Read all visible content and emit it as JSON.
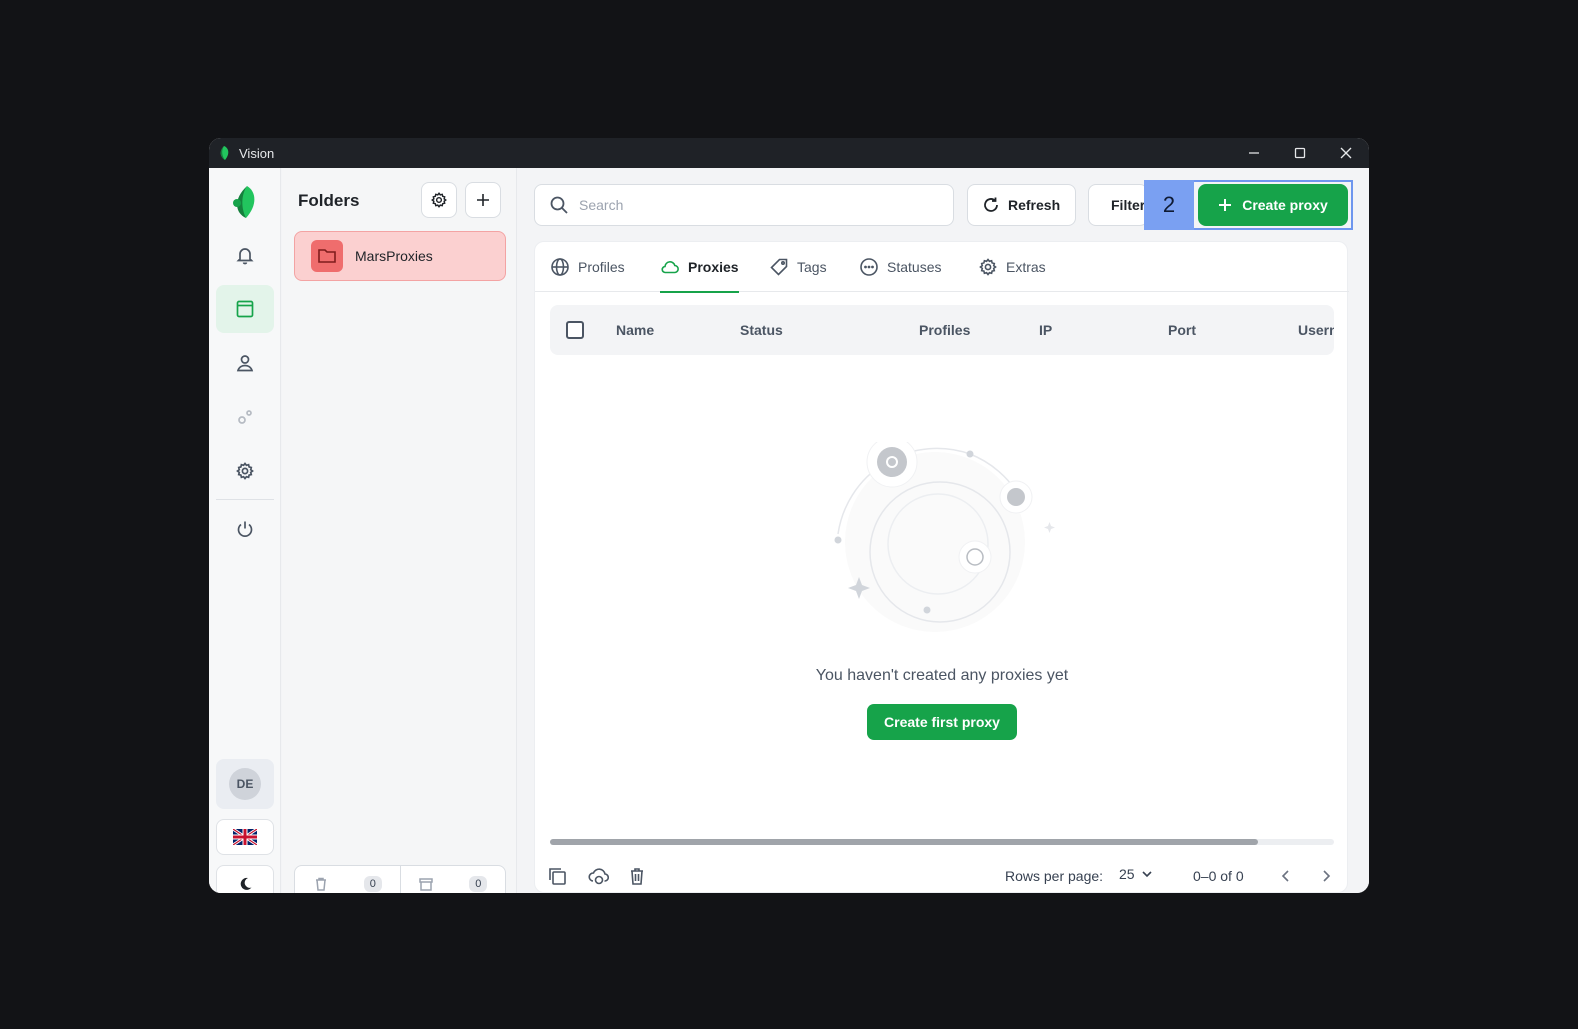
{
  "window": {
    "title": "Vision"
  },
  "rail": {
    "items": [
      "logo-icon",
      "bell-icon",
      "browser-icon",
      "user-icon",
      "gears-icon",
      "settings-icon",
      "power-icon"
    ],
    "user_initials": "DE",
    "language_flag": "uk-flag-icon",
    "theme_icon": "moon-icon"
  },
  "folders": {
    "title": "Folders",
    "items": [
      {
        "label": "MarsProxies",
        "color": "#ef6d6d"
      }
    ],
    "footer": {
      "trash_count": "0",
      "archive_count": "0"
    }
  },
  "toolbar": {
    "search_placeholder": "Search",
    "refresh_label": "Refresh",
    "filter_label": "Filters",
    "create_label": "Create proxy",
    "step_badge": "2"
  },
  "tabs": [
    {
      "label": "Profiles",
      "icon": "globe-icon"
    },
    {
      "label": "Proxies",
      "icon": "cloud-icon",
      "active": true
    },
    {
      "label": "Tags",
      "icon": "tag-icon"
    },
    {
      "label": "Statuses",
      "icon": "dots-circle-icon"
    },
    {
      "label": "Extras",
      "icon": "gear-icon"
    }
  ],
  "table": {
    "columns": [
      "Name",
      "Status",
      "Profiles",
      "IP",
      "Port",
      "Username"
    ],
    "rows": []
  },
  "empty_state": {
    "message": "You haven't created any proxies yet",
    "button_label": "Create first proxy"
  },
  "pagination": {
    "rows_per_page_label": "Rows per page:",
    "rows_per_page_value": "25",
    "range": "0–0 of 0"
  },
  "colors": {
    "accent": "#16a34a",
    "folder": "#ef6d6d",
    "highlight": "#7aa0f2"
  }
}
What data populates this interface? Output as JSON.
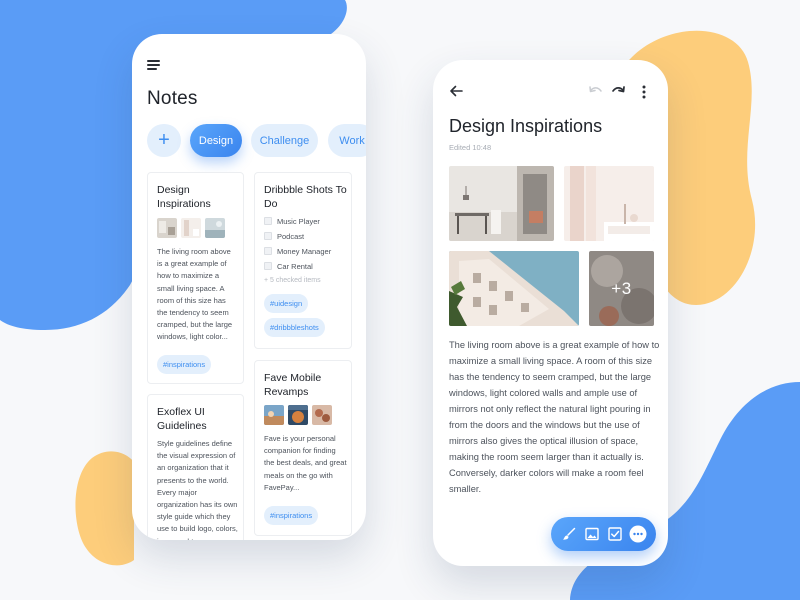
{
  "colors": {
    "accent": "#3e8ef0",
    "accent_light": "#e3effc",
    "blob_blue": "#5a9cf6",
    "blob_yellow": "#fdcd7b"
  },
  "notes_screen": {
    "menu_icon": "hamburger-icon",
    "title": "Notes",
    "chips": {
      "add": "+",
      "items": [
        "Design",
        "Challenge",
        "Work"
      ],
      "active": "Design"
    },
    "cards": [
      {
        "title": "Design Inspirations",
        "thumbnails": 3,
        "text": "The living room above is a great example of how to maximize a small living space. A room of this size has the tendency to seem cramped, but the large windows, light color...",
        "tags": [
          "#inspirations"
        ]
      },
      {
        "title": "Exoflex UI Guidelines",
        "text": "Style guidelines define the visual expression of an organization that it presents to the world. Every major organization has its own style guide which they use to build logo, colors, icons and ty..."
      },
      {
        "title": "Dribbble Shots To Do",
        "checklist": [
          "Music Player",
          "Podcast",
          "Money Manager",
          "Car Rental"
        ],
        "checked_summary": "+ 5 checked items",
        "tags": [
          "#uidesign",
          "#dribbbleshots"
        ]
      },
      {
        "title": "Fave Mobile Revamps",
        "thumbnails": 3,
        "text": "Fave is your personal companion for finding the best deals, and great meals on the go with FavePay...",
        "tags": [
          "#inspirations"
        ]
      }
    ]
  },
  "detail_screen": {
    "back_icon": "arrow-left-icon",
    "undo_icon": "undo-icon",
    "redo_icon": "redo-icon",
    "more_icon": "more-vertical-icon",
    "title": "Design Inspirations",
    "edited": "Edited 10:48",
    "more_photos_label": "+3",
    "body": "The living room above is a great example of how to maximize a small living space. A room of this size has the tendency to seem cramped, but the large windows, light colored walls and ample use of mirrors not only reflect the natural light pouring in from the doors and the windows but the use of mirrors also gives the optical illusion of space, making the room seem larger than it actually is. Conversely, darker colors will make a room feel smaller.",
    "toolbar": [
      "brush-icon",
      "image-icon",
      "checkbox-icon",
      "more-horizontal-icon"
    ]
  }
}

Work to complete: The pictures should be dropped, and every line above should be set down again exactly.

Your response:
Read all visible content and emit it as JSON.
{
  "window": {
    "title": "Vision"
  },
  "rail": {
    "items": [
      "logo-icon",
      "bell-icon",
      "browser-icon",
      "user-icon",
      "gears-icon",
      "settings-icon",
      "power-icon"
    ],
    "user_initials": "DE",
    "language_flag": "uk-flag-icon",
    "theme_icon": "moon-icon"
  },
  "folders": {
    "title": "Folders",
    "items": [
      {
        "label": "MarsProxies",
        "color": "#ef6d6d"
      }
    ],
    "footer": {
      "trash_count": "0",
      "archive_count": "0"
    }
  },
  "toolbar": {
    "search_placeholder": "Search",
    "refresh_label": "Refresh",
    "filter_label": "Filters",
    "create_label": "Create proxy",
    "step_badge": "2"
  },
  "tabs": [
    {
      "label": "Profiles",
      "icon": "globe-icon"
    },
    {
      "label": "Proxies",
      "icon": "cloud-icon",
      "active": true
    },
    {
      "label": "Tags",
      "icon": "tag-icon"
    },
    {
      "label": "Statuses",
      "icon": "dots-circle-icon"
    },
    {
      "label": "Extras",
      "icon": "gear-icon"
    }
  ],
  "table": {
    "columns": [
      "Name",
      "Status",
      "Profiles",
      "IP",
      "Port",
      "Username"
    ],
    "rows": []
  },
  "empty_state": {
    "message": "You haven't created any proxies yet",
    "button_label": "Create first proxy"
  },
  "pagination": {
    "rows_per_page_label": "Rows per page:",
    "rows_per_page_value": "25",
    "range": "0–0 of 0"
  },
  "colors": {
    "accent": "#16a34a",
    "folder": "#ef6d6d",
    "highlight": "#7aa0f2"
  }
}
What data populates this interface? Output as JSON.
{
  "colors": {
    "accent": "#3e8ef0",
    "accent_light": "#e3effc",
    "blob_blue": "#5a9cf6",
    "blob_yellow": "#fdcd7b"
  },
  "notes_screen": {
    "menu_icon": "hamburger-icon",
    "title": "Notes",
    "chips": {
      "add": "+",
      "items": [
        "Design",
        "Challenge",
        "Work"
      ],
      "active": "Design"
    },
    "cards": [
      {
        "title": "Design Inspirations",
        "thumbnails": 3,
        "text": "The living room above is a great example of how to maximize a small living space. A room of this size has the tendency to seem cramped, but the large windows, light color...",
        "tags": [
          "#inspirations"
        ]
      },
      {
        "title": "Exoflex UI Guidelines",
        "text": "Style guidelines define the visual expression of an organization that it presents to the world. Every major organization has its own style guide which they use to build logo, colors, icons and ty..."
      },
      {
        "title": "Dribbble Shots To Do",
        "checklist": [
          "Music Player",
          "Podcast",
          "Money Manager",
          "Car Rental"
        ],
        "checked_summary": "+ 5 checked items",
        "tags": [
          "#uidesign",
          "#dribbbleshots"
        ]
      },
      {
        "title": "Fave Mobile Revamps",
        "thumbnails": 3,
        "text": "Fave is your personal companion for finding the best deals, and great meals on the go with FavePay...",
        "tags": [
          "#inspirations"
        ]
      }
    ]
  },
  "detail_screen": {
    "back_icon": "arrow-left-icon",
    "undo_icon": "undo-icon",
    "redo_icon": "redo-icon",
    "more_icon": "more-vertical-icon",
    "title": "Design Inspirations",
    "edited": "Edited 10:48",
    "more_photos_label": "+3",
    "body": "The living room above is a great example of how to maximize a small living space. A room of this size has the tendency to seem cramped, but the large windows, light colored walls and ample use of mirrors not only reflect the natural light pouring in from the doors and the windows but the use of mirrors also gives the optical illusion of space, making the room seem larger than it actually is. Conversely, darker colors will make a room feel smaller.",
    "toolbar": [
      "brush-icon",
      "image-icon",
      "checkbox-icon",
      "more-horizontal-icon"
    ]
  }
}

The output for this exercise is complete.